Page 6

Projects Update
Aashayen
By Aparna

Profiling of kids took high priority in last two months. The volunteers prepared individual profile of each and every student. It is very important step towards structured and organized classes. Individual profile of 40 students has been prepared. These profiles were structured so that we can separate students accurately according to their back-ground, interests, skills and understanding. This will also help in monitoring the progress of each student. For profiling of kids volunteers prepared a questionnaire which included class in which they are studying, Basic Hindi, Basic English, and Arithmetic know how and their interests like singing, dancing etc. Basic Hindi/English questionnaire includes reading/writing alphabets, words, sentences and comprehension. We have divided students who go to school as students of “Formal class” and students those who don’t go to school as students of “Non-formal” class. Formal class includes students who regularly go to school and need help with understanding what is taught there. Non Formal class includes kids whose interest in education and schooling needs to be evoked. Formal class includes regular Hindi, English and Arithmetic sessions. Non-formal session includes story telling, regular singing, acting, playing games including mind games. We also celebrated diwali by distributing sweets among the kids. Community is taking lot of interest in working with us and many people are coming forward. Many new admissions have taken place. And few students of age 13-15 have also shown interest in studying from us. People are urging us to conduct classes on more days. Plans: • We are planning to extend classes on both Saturdays and Sundays as more volunteers come and join us. • Plan to conduct clay modeling workshop. Discussion with Priyanka going on for the same. • Plans to conduct health camp with Dr. Gunjan. Volunteers: Abha Kaushike, Aditya Jain, Amit Gupta, Ankush Gupta, Anuj Grover, Aparna Bhatia, Dibyanshu Aggarwal, Mukta Goel, Nishant Bhaskar, Nishant Jain, Nitin Gupta, Pawan kumar, Sherrebano, Shikha Pandey, Somya Gupta, Sudipta Ghosh, Suvrat, Vijender Chauhan

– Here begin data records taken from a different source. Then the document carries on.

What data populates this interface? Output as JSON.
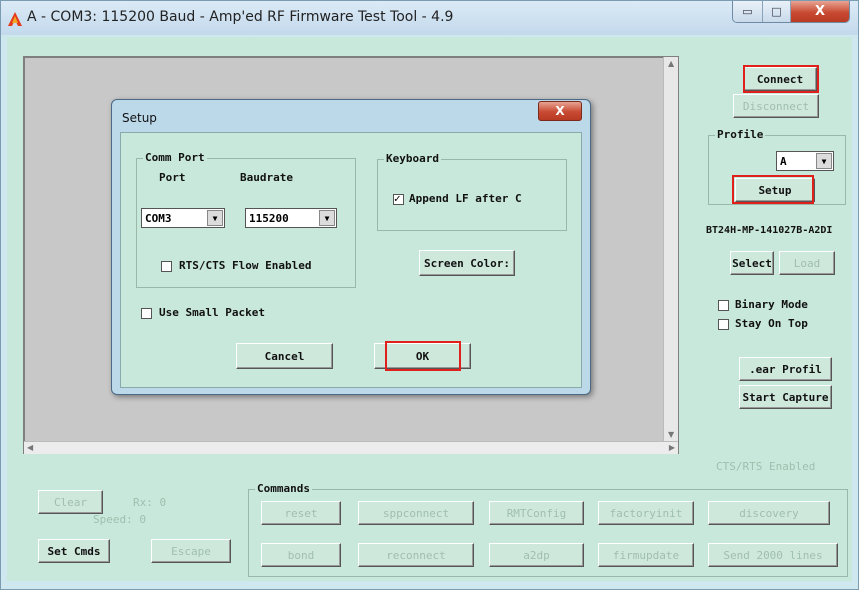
{
  "window": {
    "title": "A - COM3: 115200 Baud - Amp'ed RF Firmware Test Tool - 4.9",
    "btn_min": "▭",
    "btn_max": "□",
    "btn_close": "X"
  },
  "right_panel": {
    "connect": "Connect",
    "disconnect": "Disconnect",
    "profile_title": "Profile",
    "profile_value": "A",
    "setup": "Setup",
    "device_name": "BT24H-MP-141027B-A2DI",
    "select": "Select",
    "load": "Load",
    "binary_mode": "Binary Mode",
    "stay_on_top": "Stay On Top",
    "clear_profile": ".ear Profil",
    "start_capture": "Start Capture",
    "cts_status": "CTS/RTS Enabled"
  },
  "bottom": {
    "clear": "Clear",
    "rx": "Rx: 0",
    "speed": "Speed: 0",
    "set_cmds": "Set Cmds",
    "escape": "Escape",
    "commands_title": "Commands",
    "commands": [
      "reset",
      "sppconnect",
      "RMTConfig",
      "factoryinit",
      "discovery",
      "bond",
      "reconnect",
      "a2dp",
      "firmupdate",
      "Send 2000 lines"
    ]
  },
  "dialog": {
    "title": "Setup",
    "close": "X",
    "comm_port_title": "Comm Port",
    "port_label": "Port",
    "baudrate_label": "Baudrate",
    "port_value": "COM3",
    "baud_value": "115200",
    "rts_cts": "RTS/CTS Flow Enabled",
    "keyboard_title": "Keyboard",
    "append_lf": "Append LF after C",
    "screen_color": "Screen Color:",
    "use_small_packet": "Use Small Packet",
    "cancel": "Cancel",
    "ok": "OK"
  },
  "colors": {
    "background": "#c9e8dc",
    "highlight": "#e0201b",
    "disabled_text": "#9fbfae",
    "terminal": "#c8c8c8"
  }
}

By Selva

Volunteer Profile: Sahil Sethi By Selva

Sahil is a final year dual degree student of Department of Bio Chemical Engg., IIT-Delhi. He got introduced to me when he came for his lab course under me. I have seen his commitment and enthusiasm right from that time. I never thought that I’d get an opportunity to work with him at AID. He has taken many responsibilities since he joined AID and has kept his promise. The way he handled the stall and street play of kids during IIT Rendezvous was commendable. He has immense talent and focuses on his vision. I would like to add that he can become a good leader. I hope he will be enjoying his good company with AID in the long run and he will remain an asset for us. Feedback: aid.delhi@gmail.com DONATE TO AID
Online: E-transfer to ICICI Bank a/c 602201200299 By Cheque: Mail cheques in favour of AID-India to:Aid Delhi, c/o R. Selva Ganapathy, Dept. of Chemical Engineering, Indian Institute of Technology, Delhi - 16

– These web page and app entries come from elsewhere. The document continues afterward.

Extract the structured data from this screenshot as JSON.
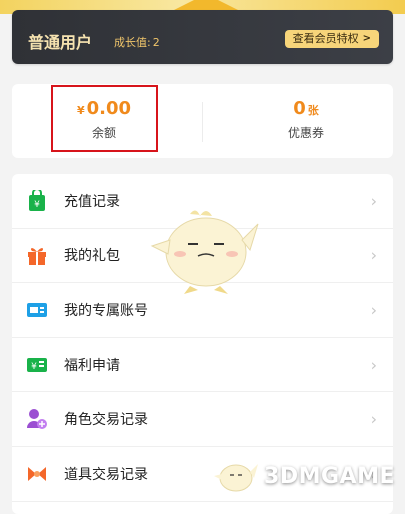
{
  "member": {
    "title": "普通用户",
    "growth_label": "成长值:",
    "growth_value": "2",
    "view_privileges": "查看会员特权"
  },
  "wallet": {
    "currency_symbol": "¥",
    "balance_value": "0.00",
    "balance_label": "余额",
    "coupon_count": "0",
    "coupon_unit": "张",
    "coupon_label": "优惠券"
  },
  "menu": {
    "items": [
      {
        "label": "充值记录",
        "icon": "recharge-bag-icon"
      },
      {
        "label": "我的礼包",
        "icon": "gift-icon"
      },
      {
        "label": "我的专属账号",
        "icon": "account-card-icon"
      },
      {
        "label": "福利申请",
        "icon": "welfare-voucher-icon"
      },
      {
        "label": "角色交易记录",
        "icon": "role-trade-icon"
      },
      {
        "label": "道具交易记录",
        "icon": "item-trade-icon"
      }
    ]
  },
  "watermark": {
    "text": "3DMGAME"
  },
  "colors": {
    "accent_orange": "#f08a1c",
    "member_card_bg": "#2f3136",
    "gold_text": "#f6e3b0",
    "highlight_red": "#d7141b"
  }
}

Page 7

Web: http://delhi.aidindia.org

phone: +91-9213797167

Newsletter Publication Team
Editors: Riputapan, Ritika, Yashpriya Designer: Yashpriya Coordinator: Ritika

-DisclaimerIndividual views expressed in the newsletter, including those of the editor, may not necessarily coincide with those of AID Delhi

Sign up to vote on this title
UsefulNot useful